**Action item:**
In the entries, find all lines that hold the word "Gross" and copy them.

+===+

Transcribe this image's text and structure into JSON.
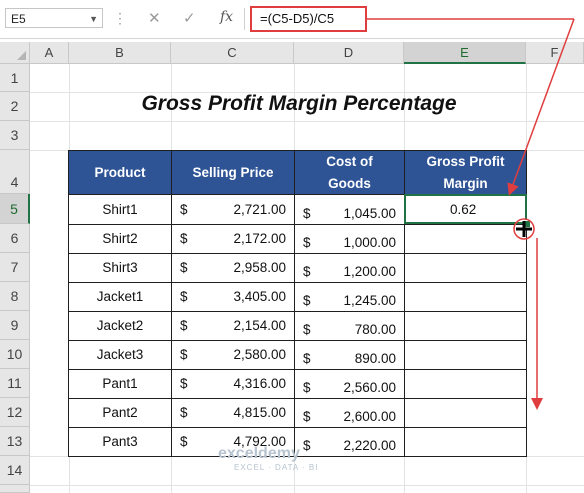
{
  "namebox": {
    "value": "E5"
  },
  "formula_bar": {
    "cancel_icon": "✕",
    "enter_icon": "✓",
    "fx_label": "fx",
    "formula": "=(C5-D5)/C5"
  },
  "columns": [
    "A",
    "B",
    "C",
    "D",
    "E",
    "F"
  ],
  "rows": [
    "1",
    "2",
    "3",
    "4",
    "5",
    "6",
    "7",
    "8",
    "9",
    "10",
    "11",
    "12",
    "13",
    "14"
  ],
  "title": "Gross Profit Margin Percentage",
  "table": {
    "headers": [
      "Product",
      "Selling Price",
      "Cost of Goods",
      "Gross Profit Margin"
    ],
    "rows": [
      {
        "product": "Shirt1",
        "sp_cur": "$",
        "sp": "2,721.00",
        "cg_cur": "$",
        "cg": "1,045.00",
        "gpm": "0.62"
      },
      {
        "product": "Shirt2",
        "sp_cur": "$",
        "sp": "2,172.00",
        "cg_cur": "$",
        "cg": "1,000.00",
        "gpm": ""
      },
      {
        "product": "Shirt3",
        "sp_cur": "$",
        "sp": "2,958.00",
        "cg_cur": "$",
        "cg": "1,200.00",
        "gpm": ""
      },
      {
        "product": "Jacket1",
        "sp_cur": "$",
        "sp": "3,405.00",
        "cg_cur": "$",
        "cg": "1,245.00",
        "gpm": ""
      },
      {
        "product": "Jacket2",
        "sp_cur": "$",
        "sp": "2,154.00",
        "cg_cur": "$",
        "cg": "780.00",
        "gpm": ""
      },
      {
        "product": "Jacket3",
        "sp_cur": "$",
        "sp": "2,580.00",
        "cg_cur": "$",
        "cg": "890.00",
        "gpm": ""
      },
      {
        "product": "Pant1",
        "sp_cur": "$",
        "sp": "4,316.00",
        "cg_cur": "$",
        "cg": "2,560.00",
        "gpm": ""
      },
      {
        "product": "Pant2",
        "sp_cur": "$",
        "sp": "4,815.00",
        "cg_cur": "$",
        "cg": "2,600.00",
        "gpm": ""
      },
      {
        "product": "Pant3",
        "sp_cur": "$",
        "sp": "4,792.00",
        "cg_cur": "$",
        "cg": "2,220.00",
        "gpm": ""
      }
    ]
  },
  "watermark": {
    "name": "exceldemy",
    "tagline": "EXCEL · DATA · BI"
  },
  "colors": {
    "header_fill": "#2f5496",
    "annotation": "#e03e3e",
    "excel_green": "#217346"
  },
  "icons": {
    "fill_handle": "plus-cursor-icon",
    "arrow": "arrow-down-icon"
  }
}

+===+

**Your response:**
  "title": "Gross Profit Margin Percentage",
      "Gross Profit Margin"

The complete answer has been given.